Assessing tradeoffs of grassland management approaches with collaborative adaptive management

Project Overview

Project Type: Research and Education
Funds awarded in 2021: $247,011.00
Projected End Date: 10/31/2024
Grant Recipient: Center for Resilience in Agricultural Working Landscapes
Region: North Central
State: Nebraska
Project Coordinator:
Dr. Craig Allen
Center for Resilience in Agricultural Working Landscapes


No commodities identified


No practices identified

Proposal abstract:

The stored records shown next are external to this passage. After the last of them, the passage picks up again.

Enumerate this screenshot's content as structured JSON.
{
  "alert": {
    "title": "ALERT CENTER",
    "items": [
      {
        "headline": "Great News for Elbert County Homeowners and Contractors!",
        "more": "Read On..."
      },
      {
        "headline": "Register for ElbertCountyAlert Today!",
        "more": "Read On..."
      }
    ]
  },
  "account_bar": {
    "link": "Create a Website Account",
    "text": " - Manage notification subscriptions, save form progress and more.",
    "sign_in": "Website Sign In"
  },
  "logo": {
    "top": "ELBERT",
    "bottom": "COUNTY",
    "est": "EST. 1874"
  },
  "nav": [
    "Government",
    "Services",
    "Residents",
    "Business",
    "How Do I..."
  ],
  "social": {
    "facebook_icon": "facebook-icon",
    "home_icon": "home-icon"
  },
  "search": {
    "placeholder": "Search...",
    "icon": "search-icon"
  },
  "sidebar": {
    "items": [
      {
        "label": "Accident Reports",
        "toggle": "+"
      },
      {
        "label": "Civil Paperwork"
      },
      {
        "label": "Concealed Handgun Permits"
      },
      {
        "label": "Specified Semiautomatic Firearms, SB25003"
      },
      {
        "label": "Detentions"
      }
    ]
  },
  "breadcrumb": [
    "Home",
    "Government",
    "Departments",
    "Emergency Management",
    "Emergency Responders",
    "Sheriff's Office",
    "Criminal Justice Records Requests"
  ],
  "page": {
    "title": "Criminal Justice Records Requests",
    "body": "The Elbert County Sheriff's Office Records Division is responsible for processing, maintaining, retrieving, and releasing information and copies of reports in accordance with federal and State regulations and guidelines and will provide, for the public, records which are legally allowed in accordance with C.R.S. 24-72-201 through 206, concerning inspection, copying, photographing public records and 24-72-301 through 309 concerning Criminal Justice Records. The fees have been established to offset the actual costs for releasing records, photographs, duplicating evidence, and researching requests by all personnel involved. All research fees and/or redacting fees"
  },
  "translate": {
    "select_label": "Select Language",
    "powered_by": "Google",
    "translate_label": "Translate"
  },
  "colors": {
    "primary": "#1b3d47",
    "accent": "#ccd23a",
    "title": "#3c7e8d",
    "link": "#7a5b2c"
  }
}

The Nebraska Sandhills region is one of the largest (20,179 miles2) and the most intact native grasslands in the world. Sandhills grasslands are used primarily for beef cattle production, but these native environments also provide important wildlife and plant species habitat, wetlands and water infiltration for recharge of the Great Plains aquifer, and other ecosystem services such as recreation. Vegetation management typically includes a combination of grazing strategies, mechanical and chemical control of invasive plants, and, less frequently, prescribed fire. Tradeoffs that occur among competing ecosystem services (e.g., soil health, cattle weight gain, economic return, wildlife diversity) and disservices (e.g., invasive species, low plant diversity, compromised soils) must be evaluated and quantified when making management decisions that have consequences for sustaining livelihoods. We propose establishing a collaborative adaptive management (CAM) program focused on evaluation of alternative, stakeholder-designed approaches to grassland management in the Sandhills and surrounding north-central Great Plains.  CAM builds on the learning-by-management strategy of adaptive management through active integration of stakeholder perspectives into management experiments. Preliminary meetings with stakeholders identified management of invasive species and managing for multifunctionality, or managing for multiple ecosystem services on the same land area, as key uncertainties and primary goals, especially under the specter of increased climate variability.  In a collaborative, learning-by-management approach, we will develop and refine a results-based framework focused on identifying management objectives and assessing results within a holistic group setting that allows high-risk management experiments on safe-to-fail public (University) lands, keeping adjacent ranches as controls or locations for less ‘risky’ experiments. The land and cattle management of these properties is very similar and provides an excellent basis for comparing alternative management practices in this CAM project.  Ecosystem services and disservices will be monitored through monitoring of variables such as aboveground plant composition and production, bird abundance and composition, soil properties including soil carbon, and beef cattle performance, among others.  Economic analyses will provide an additional, more traditional, assessment of tradeoffs as well.  The CAM approach differs from conventional grassland research that can have a rigid design that does not support evaluation of the interplay between grassland dynamics and manager decisions relative to environmental and economic changes at the production scale.  CAM allows stakeholder-driven grassland management to continue, while testing management alternatives as hypotheses in a structured environment where stakeholders assume minimal risk.

Project objectives from proposal:

CAM requires stakeholder involvement from inception to completion.  We will: 1) Establish a CAM program in the Sandhills to identify management challenges and goals; 2) Establish Barta Brothers Ranch (BBR), a University-owned ranch, as a location for “learning-by-management” experiments, where stakeholders voice and test management hypotheses in an environment that does not affect their livelihoods; 3) Compare alternative, stakeholder-identified approaches and evaluate their effects; 4) Develop monitoring and tradeoff tools for assessing tradeoffs among alternative management approaches and informing decisions that affect attainment of economic  and environmental goals; and 5) Evaluate progress, success and uptake of the CAM for rangelands.

Any opinions, findings, conclusions, or recommendations expressed in this publication are those of the author(s) and do not necessarily reflect the view of the U.S. Department of Agriculture or SARE.